The Best British Short Stories of 1922 HTML version
By MAY EDGINTON
(From Lloyd's Story Magazine)
Charlie had no true vice in him. All the same, a man may be overtaxed, over-harassed,
over-routined, over-driven, over-pricked, over-preached and over-starved right up to the
edge; and then the fascination of the big space below may easily pull him over.
But his wife's uncle's assertion that he must always, inwardly, have been naturally wild
and bad, was as wrong as such assertions usually are, for he was no more truly vicious
than his youngest baby was.
On the warm evening when he came home on that fateful autumn day, Charlie had been
pushed, in the course of years, right up to the edge, and was looking into the abyss,
though he was hardly aware of it, so well had he been disciplined. He emerged from a
third-class carriage of the usual train without an evening paper because his wife had
shown him the decency of cutting down small personal expenses, and next morning's
papers would have the same news in anyway; he walked home up the suburban road for
the four thousandth five hundredth and fiftieth time; entered quietly not to disturb the
baby; rubbed his boots on the mat; answered his wife brightly and manfully; washed his
hands in cold water--the hot water being saved for the baby's bath and the washing-up in
the evenings--and sat down to about the four thousandth five hundredth and fiftieth cold
His wife said she was tired and seemed proud of it.
"But never mind," she said, "one must expect to be tired." He went on eating without
verbally questioning her; it was an assertion to which she always held firmly. But in his
soul something stirred vaguely, as if mutinous currents fretted there.
"I have been thinking," she said, "that you really ought not to buy that new suit you were
considering if Maud is to go to a better school next term. I have been looking over your
pepper-and-salt, and there are those people who turn suits like new. You can have that

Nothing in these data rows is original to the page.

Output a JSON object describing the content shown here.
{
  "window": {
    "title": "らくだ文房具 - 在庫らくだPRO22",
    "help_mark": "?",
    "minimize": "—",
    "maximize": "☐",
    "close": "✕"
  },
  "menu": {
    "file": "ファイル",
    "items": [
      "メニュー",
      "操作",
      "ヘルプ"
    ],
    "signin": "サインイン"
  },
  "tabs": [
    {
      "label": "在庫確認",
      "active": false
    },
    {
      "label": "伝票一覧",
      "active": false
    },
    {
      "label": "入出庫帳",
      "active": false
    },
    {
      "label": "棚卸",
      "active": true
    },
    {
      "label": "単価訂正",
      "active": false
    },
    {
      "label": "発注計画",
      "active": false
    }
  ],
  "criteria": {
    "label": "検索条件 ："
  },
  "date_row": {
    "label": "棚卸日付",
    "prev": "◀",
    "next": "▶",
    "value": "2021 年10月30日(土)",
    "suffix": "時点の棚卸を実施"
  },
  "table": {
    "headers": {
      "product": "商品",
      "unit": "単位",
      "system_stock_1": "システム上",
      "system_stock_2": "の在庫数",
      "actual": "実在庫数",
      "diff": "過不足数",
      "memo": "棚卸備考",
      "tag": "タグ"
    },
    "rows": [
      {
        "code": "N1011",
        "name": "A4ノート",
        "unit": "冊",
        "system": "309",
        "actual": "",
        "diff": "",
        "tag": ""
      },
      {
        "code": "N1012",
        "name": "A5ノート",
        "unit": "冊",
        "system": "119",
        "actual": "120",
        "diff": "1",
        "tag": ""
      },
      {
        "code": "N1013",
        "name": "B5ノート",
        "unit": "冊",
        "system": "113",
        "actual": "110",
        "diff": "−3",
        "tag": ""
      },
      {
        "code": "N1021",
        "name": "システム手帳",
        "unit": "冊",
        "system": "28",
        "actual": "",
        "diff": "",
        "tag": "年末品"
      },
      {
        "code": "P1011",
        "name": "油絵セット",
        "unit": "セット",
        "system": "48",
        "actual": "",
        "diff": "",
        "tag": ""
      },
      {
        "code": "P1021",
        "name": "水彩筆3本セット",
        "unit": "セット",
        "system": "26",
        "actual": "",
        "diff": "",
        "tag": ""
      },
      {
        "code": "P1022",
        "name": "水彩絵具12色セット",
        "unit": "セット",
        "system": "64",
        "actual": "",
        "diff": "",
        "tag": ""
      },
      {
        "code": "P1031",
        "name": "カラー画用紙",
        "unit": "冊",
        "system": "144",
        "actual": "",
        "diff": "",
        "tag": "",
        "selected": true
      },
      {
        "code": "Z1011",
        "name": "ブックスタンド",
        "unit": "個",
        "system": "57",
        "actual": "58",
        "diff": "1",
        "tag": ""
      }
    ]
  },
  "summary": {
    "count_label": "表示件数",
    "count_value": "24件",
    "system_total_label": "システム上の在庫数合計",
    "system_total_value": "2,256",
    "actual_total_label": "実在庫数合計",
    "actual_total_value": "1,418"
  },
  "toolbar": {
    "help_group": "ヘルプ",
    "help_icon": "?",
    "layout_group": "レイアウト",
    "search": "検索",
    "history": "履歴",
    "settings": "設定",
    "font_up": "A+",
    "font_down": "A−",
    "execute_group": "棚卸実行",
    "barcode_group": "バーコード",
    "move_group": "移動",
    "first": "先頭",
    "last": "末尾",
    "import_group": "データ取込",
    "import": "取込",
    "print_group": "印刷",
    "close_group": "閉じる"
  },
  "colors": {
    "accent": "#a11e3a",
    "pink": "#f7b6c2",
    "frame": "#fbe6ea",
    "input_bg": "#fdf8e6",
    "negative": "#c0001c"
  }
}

"But----" he murmured.
"We ought not to think of ourselves," she added.
"I never have," said Charlie in rather a low voice.
"We ought to give a little subscription to the Parish Magazine," she continued. "The
Vicar is calling round for extra subscriptions."